**Excerpted records**
◇ ◇ ◇ ◇ ◇

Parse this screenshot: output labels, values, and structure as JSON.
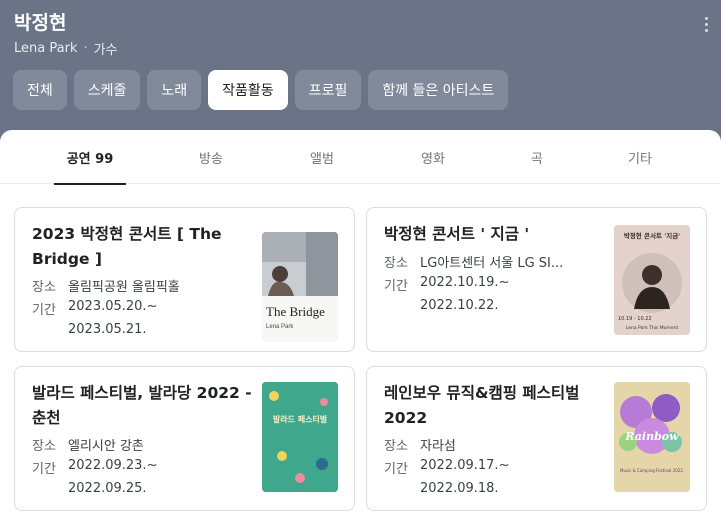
{
  "artist": {
    "name": "박정현",
    "english_name": "Lena Park",
    "role": "가수"
  },
  "chips": [
    "전체",
    "스케줄",
    "노래",
    "작품활동",
    "프로필",
    "함께 들은 아티스트"
  ],
  "active_chip": "작품활동",
  "subtabs": [
    "공연 99",
    "방송",
    "앨범",
    "영화",
    "곡",
    "기타"
  ],
  "active_subtab": "공연 99",
  "labels": {
    "venue": "장소",
    "period": "기간"
  },
  "cards": [
    {
      "title": "2023 박정현 콘서트 [ The Bridge ]",
      "venue": "올림픽공원 올림픽홀",
      "start": "2023.05.20.~",
      "end": "2023.05.21.",
      "poster_text": "The Bridge",
      "poster_sub": "Lena Park"
    },
    {
      "title": "박정현 콘서트 ' 지금 '",
      "venue": "LG아트센터 서울 LG SI...",
      "start": "2022.10.19.~",
      "end": "2022.10.22.",
      "poster_text": "박정현 콘서트 '지금'",
      "poster_sub": "Lena Park This Moment",
      "poster_dates": "10.19 - 10.22"
    },
    {
      "title": "발라드 페스티벌, 발라당 2022 - 춘천",
      "venue": "엘리시안 강촌",
      "start": "2022.09.23.~",
      "end": "2022.09.25.",
      "poster_text": "발라드 페스티벌"
    },
    {
      "title": "레인보우 뮤직&캠핑 페스티벌 2022",
      "venue": "자라섬",
      "start": "2022.09.17.~",
      "end": "2022.09.18.",
      "poster_text": "Rainbow",
      "poster_sub": "Music & Camping Festival 2022"
    }
  ],
  "colors": {
    "header_bg": "#6b7487",
    "chip_bg": "#818a9b",
    "active_chip_bg": "#ffffff"
  }
}
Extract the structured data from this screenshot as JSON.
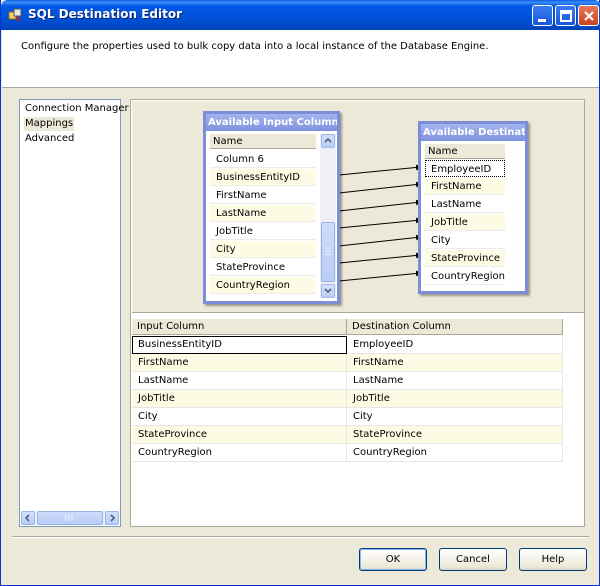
{
  "window": {
    "title": "SQL Destination Editor",
    "icon": "ssis-package-icon"
  },
  "header": {
    "description": "Configure the properties used to bulk copy data into a local instance of the Database Engine."
  },
  "nav": {
    "items": [
      {
        "label": "Connection Manager",
        "selected": false
      },
      {
        "label": "Mappings",
        "selected": true
      },
      {
        "label": "Advanced",
        "selected": false
      }
    ]
  },
  "input_columns": {
    "title": "Available Input Columns",
    "header": "Name",
    "rows": [
      "Column 6",
      "BusinessEntityID",
      "FirstName",
      "LastName",
      "JobTitle",
      "City",
      "StateProvince",
      "CountryRegion"
    ]
  },
  "destination_columns": {
    "title": "Available Destinat...",
    "header": "Name",
    "rows": [
      "EmployeeID",
      "FirstName",
      "LastName",
      "JobTitle",
      "City",
      "StateProvince",
      "CountryRegion"
    ]
  },
  "grid": {
    "headers": [
      "Input Column",
      "Destination Column"
    ],
    "rows": [
      [
        "BusinessEntityID",
        "EmployeeID"
      ],
      [
        "FirstName",
        "FirstName"
      ],
      [
        "LastName",
        "LastName"
      ],
      [
        "JobTitle",
        "JobTitle"
      ],
      [
        "City",
        "City"
      ],
      [
        "StateProvince",
        "StateProvince"
      ],
      [
        "CountryRegion",
        "CountryRegion"
      ]
    ]
  },
  "buttons": {
    "ok": "OK",
    "cancel": "Cancel",
    "help": "Help"
  },
  "colors": {
    "titlebar": "#0058e6",
    "box_border": "#7c8ed8",
    "row_alt": "#fdfbe3"
  }
}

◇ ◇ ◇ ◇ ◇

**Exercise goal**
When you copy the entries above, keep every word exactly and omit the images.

**Written answer**
Parse this screenshot: output labels, values, and structure as JSON.
{
  "artist": {
    "name": "박정현",
    "english_name": "Lena Park",
    "role": "가수"
  },
  "chips": [
    "전체",
    "스케줄",
    "노래",
    "작품활동",
    "프로필",
    "함께 들은 아티스트"
  ],
  "active_chip": "작품활동",
  "subtabs": [
    "공연 99",
    "방송",
    "앨범",
    "영화",
    "곡",
    "기타"
  ],
  "active_subtab": "공연 99",
  "labels": {
    "venue": "장소",
    "period": "기간"
  },
  "cards": [
    {
      "title": "2023 박정현 콘서트 [ The Bridge ]",
      "venue": "올림픽공원 올림픽홀",
      "start": "2023.05.20.~",
      "end": "2023.05.21.",
      "poster_text": "The Bridge",
      "poster_sub": "Lena Park"
    },
    {
      "title": "박정현 콘서트 ' 지금 '",
      "venue": "LG아트센터 서울 LG SI...",
      "start": "2022.10.19.~",
      "end": "2022.10.22.",
      "poster_text": "박정현 콘서트 '지금'",
      "poster_sub": "Lena Park This Moment",
      "poster_dates": "10.19 - 10.22"
    },
    {
      "title": "발라드 페스티벌, 발라당 2022 - 춘천",
      "venue": "엘리시안 강촌",
      "start": "2022.09.23.~",
      "end": "2022.09.25.",
      "poster_text": "발라드 페스티벌"
    },
    {
      "title": "레인보우 뮤직&캠핑 페스티벌 2022",
      "venue": "자라섬",
      "start": "2022.09.17.~",
      "end": "2022.09.18.",
      "poster_text": "Rainbow",
      "poster_sub": "Music & Camping Festival 2022"
    }
  ],
  "colors": {
    "header_bg": "#6b7487",
    "chip_bg": "#818a9b",
    "active_chip_bg": "#ffffff"
  }
}
Extract the structured data from this screenshot as JSON.
{
  "window": {
    "title": "SQL Destination Editor",
    "icon": "ssis-package-icon"
  },
  "header": {
    "description": "Configure the properties used to bulk copy data into a local instance of the Database Engine."
  },
  "nav": {
    "items": [
      {
        "label": "Connection Manager",
        "selected": false
      },
      {
        "label": "Mappings",
        "selected": true
      },
      {
        "label": "Advanced",
        "selected": false
      }
    ]
  },
  "input_columns": {
    "title": "Available Input Columns",
    "header": "Name",
    "rows": [
      "Column 6",
      "BusinessEntityID",
      "FirstName",
      "LastName",
      "JobTitle",
      "City",
      "StateProvince",
      "CountryRegion"
    ]
  },
  "destination_columns": {
    "title": "Available Destinat...",
    "header": "Name",
    "rows": [
      "EmployeeID",
      "FirstName",
      "LastName",
      "JobTitle",
      "City",
      "StateProvince",
      "CountryRegion"
    ]
  },
  "grid": {
    "headers": [
      "Input Column",
      "Destination Column"
    ],
    "rows": [
      [
        "BusinessEntityID",
        "EmployeeID"
      ],
      [
        "FirstName",
        "FirstName"
      ],
      [
        "LastName",
        "LastName"
      ],
      [
        "JobTitle",
        "JobTitle"
      ],
      [
        "City",
        "City"
      ],
      [
        "StateProvince",
        "StateProvince"
      ],
      [
        "CountryRegion",
        "CountryRegion"
      ]
    ]
  },
  "buttons": {
    "ok": "OK",
    "cancel": "Cancel",
    "help": "Help"
  },
  "colors": {
    "titlebar": "#0058e6",
    "box_border": "#7c8ed8",
    "row_alt": "#fdfbe3"
  }
}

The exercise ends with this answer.